One practical application that I would like to focus on is the application of knowledge in the context of non-profits.  I don’t think my interest in non-profits is unique, but for me this focus has a personal motivation.  Having been involved in the non-profit sector for the last four years, I have grown attached to the purpose and calling.  My last job involved running an organization to (a) assist people in financial distress get back on their feet, (b) help the unemployed identify appropriate training and fit into new jobs, (c) strengthening communities to create positive social change (e.g. community self-help, volunteerism and corporate social responsibility).  In that capacity, I worked closely with many community partners (mostly non-profits), and found many great friends and like minds.

Through that experience, I learned that non-profits are unique organizations, having very different social missions from say businesses.  Yet, a lot of non-profits today are run on business models developed for for-profits.  Without a deeper understanding about what is unique about non-profits and why this necessitates new models, or adaptations from current business models, non-profits will always struggle to balance the lens of the for-profit world versus their non-profit missions.  I shall loosely call this “The Non-Profit Identity”.

Drawing this back to my current learning in school, I would like to pay more attention in finding the significance and relevance in what I learn in the context of non-profits.  Sometimes, the theories, concepts and models that I come across can apply equally well to both non-profits and for-profits; sometimes they don’t.  How can we be more conscious and deliberate about that knowledge?
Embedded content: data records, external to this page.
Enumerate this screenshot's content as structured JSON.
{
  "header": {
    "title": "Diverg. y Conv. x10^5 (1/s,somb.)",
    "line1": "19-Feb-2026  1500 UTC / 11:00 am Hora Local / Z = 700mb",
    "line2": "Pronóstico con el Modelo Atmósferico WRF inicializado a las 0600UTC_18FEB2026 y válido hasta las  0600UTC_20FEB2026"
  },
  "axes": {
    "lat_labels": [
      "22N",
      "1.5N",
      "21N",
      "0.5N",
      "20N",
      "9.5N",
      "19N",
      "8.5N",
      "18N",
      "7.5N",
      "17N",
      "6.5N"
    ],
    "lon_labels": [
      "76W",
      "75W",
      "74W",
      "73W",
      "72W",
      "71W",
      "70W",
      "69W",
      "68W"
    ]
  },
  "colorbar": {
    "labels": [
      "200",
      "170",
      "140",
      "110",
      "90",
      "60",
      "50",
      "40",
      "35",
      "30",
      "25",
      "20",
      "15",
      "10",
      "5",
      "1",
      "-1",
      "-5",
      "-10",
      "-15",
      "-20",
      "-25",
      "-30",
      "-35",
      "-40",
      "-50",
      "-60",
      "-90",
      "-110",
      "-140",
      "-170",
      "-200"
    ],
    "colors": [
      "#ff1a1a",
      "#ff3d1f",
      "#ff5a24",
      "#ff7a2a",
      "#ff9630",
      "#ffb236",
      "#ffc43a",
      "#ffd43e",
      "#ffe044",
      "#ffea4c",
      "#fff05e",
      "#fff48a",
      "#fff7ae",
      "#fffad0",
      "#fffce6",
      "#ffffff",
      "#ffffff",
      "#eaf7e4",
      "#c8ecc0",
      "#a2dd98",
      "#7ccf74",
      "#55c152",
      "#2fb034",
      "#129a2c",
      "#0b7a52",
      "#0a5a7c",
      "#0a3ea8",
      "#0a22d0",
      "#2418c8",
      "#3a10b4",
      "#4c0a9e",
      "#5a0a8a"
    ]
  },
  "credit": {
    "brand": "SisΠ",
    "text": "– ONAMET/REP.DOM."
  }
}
At the same time, I am currently reading Peter Drucker’s “Managing the Nonprofit Organization – Principles and Practices” (1990, Harper Collins Publishers).  It’s a great book, but my progress is not very fast.  This is because I slow down to think about how it relates to my previous experiences and the non-profit contets that I am aware of.  As I do so, I hope to share in this blog some of what I learn (in the book and also in my school work) and my broader reflections  :)